_MATERIAL SUPPLIED_.
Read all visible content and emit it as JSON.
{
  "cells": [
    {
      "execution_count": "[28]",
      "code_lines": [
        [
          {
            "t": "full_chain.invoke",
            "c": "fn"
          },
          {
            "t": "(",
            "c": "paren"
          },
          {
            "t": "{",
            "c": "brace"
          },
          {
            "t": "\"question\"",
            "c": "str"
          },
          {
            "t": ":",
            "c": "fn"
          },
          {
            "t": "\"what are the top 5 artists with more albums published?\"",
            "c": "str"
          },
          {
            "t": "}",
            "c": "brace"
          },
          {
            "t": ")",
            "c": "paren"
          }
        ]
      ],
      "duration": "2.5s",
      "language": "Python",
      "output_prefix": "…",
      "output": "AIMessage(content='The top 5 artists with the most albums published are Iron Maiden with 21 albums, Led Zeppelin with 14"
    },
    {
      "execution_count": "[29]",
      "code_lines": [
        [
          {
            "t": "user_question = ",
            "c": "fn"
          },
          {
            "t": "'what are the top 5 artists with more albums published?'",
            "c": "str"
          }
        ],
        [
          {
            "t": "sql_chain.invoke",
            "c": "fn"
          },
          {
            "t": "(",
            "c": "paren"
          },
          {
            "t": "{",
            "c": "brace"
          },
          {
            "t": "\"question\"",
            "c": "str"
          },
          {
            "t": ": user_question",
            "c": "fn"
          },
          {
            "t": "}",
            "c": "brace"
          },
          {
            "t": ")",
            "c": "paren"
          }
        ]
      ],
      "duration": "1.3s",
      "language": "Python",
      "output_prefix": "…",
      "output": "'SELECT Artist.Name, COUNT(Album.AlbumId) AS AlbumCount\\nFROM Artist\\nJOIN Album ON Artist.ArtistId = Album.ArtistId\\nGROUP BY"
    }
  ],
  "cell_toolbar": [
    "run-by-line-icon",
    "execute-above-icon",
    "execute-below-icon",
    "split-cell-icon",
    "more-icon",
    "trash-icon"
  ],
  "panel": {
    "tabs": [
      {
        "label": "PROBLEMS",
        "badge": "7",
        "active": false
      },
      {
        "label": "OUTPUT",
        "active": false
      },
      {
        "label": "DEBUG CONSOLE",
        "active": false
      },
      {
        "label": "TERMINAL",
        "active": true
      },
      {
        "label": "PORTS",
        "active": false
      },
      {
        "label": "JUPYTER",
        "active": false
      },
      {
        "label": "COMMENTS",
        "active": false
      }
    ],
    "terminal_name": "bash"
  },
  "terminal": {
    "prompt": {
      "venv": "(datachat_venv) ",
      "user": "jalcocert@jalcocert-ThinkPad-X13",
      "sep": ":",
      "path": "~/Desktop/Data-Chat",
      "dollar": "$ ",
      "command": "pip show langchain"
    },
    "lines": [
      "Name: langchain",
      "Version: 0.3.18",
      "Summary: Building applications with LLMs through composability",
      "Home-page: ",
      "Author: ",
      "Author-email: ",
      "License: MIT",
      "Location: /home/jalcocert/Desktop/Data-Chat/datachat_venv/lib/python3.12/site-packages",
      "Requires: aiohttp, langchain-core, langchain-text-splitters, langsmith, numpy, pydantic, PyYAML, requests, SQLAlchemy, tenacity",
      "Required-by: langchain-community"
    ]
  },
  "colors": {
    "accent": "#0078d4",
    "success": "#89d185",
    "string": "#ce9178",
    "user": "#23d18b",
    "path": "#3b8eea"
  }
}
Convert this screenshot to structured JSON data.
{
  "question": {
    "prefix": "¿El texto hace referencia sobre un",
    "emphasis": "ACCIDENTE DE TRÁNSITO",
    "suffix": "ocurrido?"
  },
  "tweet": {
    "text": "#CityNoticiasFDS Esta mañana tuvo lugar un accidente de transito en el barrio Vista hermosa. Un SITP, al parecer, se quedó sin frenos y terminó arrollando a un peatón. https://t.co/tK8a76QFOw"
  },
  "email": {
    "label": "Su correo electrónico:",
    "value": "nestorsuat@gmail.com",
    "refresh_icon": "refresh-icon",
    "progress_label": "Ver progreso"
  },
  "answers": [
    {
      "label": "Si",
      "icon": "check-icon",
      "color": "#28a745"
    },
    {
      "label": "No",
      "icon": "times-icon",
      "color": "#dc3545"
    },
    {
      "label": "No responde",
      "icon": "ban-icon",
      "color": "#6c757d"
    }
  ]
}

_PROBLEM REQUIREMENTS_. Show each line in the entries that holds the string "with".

_WRITTEN ANSWER_.
            "t": "\"what are the top 5 artists with more albums published?\"",
      "output": "AIMessage(content='The top 5 artists with the most albums published are Iron Maiden with 21 albums, Led Zeppelin with 14"
            "t": "'what are the top 5 artists with more albums published?'",
      "Summary: Building applications with LLMs through composability",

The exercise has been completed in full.